His first great work was a portrait of his mother, painted when he was twenty-three years old. Two years later he went to Amsterdam, where his pictures brought large prices and pupils flocked to him from all parts of Europe. Once he painted a window with- a servant standing near it that was - so real it deceived every one.
About this time he married the beautiful Saskia, whose picture he has painted so many times. His home was furnished extravagantly, and nothing was too good to give Saskia.
There are three great paintings by Rembrandt which mark three epochs in his life. The first was "The Anatomy Lesson," painted for Doctor Tulp, representing the Professor of Anatomy lecturing to his class. It is said that Rembrandt hid behind a curtain and, without their knowledge, observed the class during several lessons that he might secure natural expressions and positions. This picture was painted shortly after his marriage to Saskia, and through it he became famous. It -marks the beginning of the happiest part of his life.
The second great painting was the " Night Watch," which was not appreciated because he failed to give all the figures equal prominence. This picture marks the beginning of his fall from favor, and it was about this time that his wife, Saskia, died.
Crushed by both sorrow and misfortune, Rembrandt still continued to paint. His choice of subjects, however, changed noticeably. He now painted more of the sorrow, poverty, and distress of life. His house, with all its beautiful furnishings, was sold.
Then came his great painting, " The Syndics of the Cloth Hall," in which he seems to have concentrated all his wonderful genius. But, masterpiece that it is, the picture won no popularity, and so the last years of Rembrandt's life were spent in increasing poverty and sadness.
Other noted pictures by Rembrandt are : " Christ Blessing Little Children," "Sacrifice of Abraham," " Portrait of an Old Woman," "The Mill," " Saskia," and "Supper at Emmaus."

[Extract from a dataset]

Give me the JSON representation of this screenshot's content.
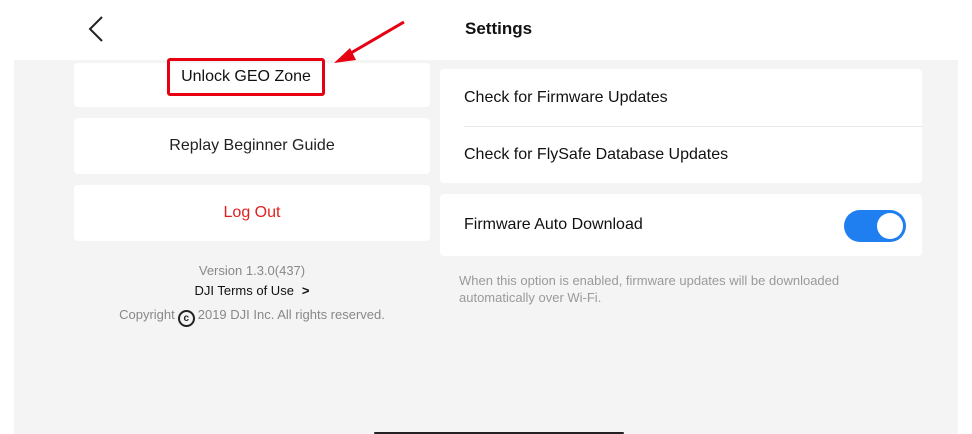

Questions about the artist. Who painted this picture? Why was he so named? Why do we know so little about him? Where is it believed that Rembrandt first studied light and shade? What other training did he have? How did he paint his own portrait? What was his first great painting? Tell something which illustrates how well he could paint. Was the greatness of " The Syndics of the Cloth Hall " appreciated when it appeared?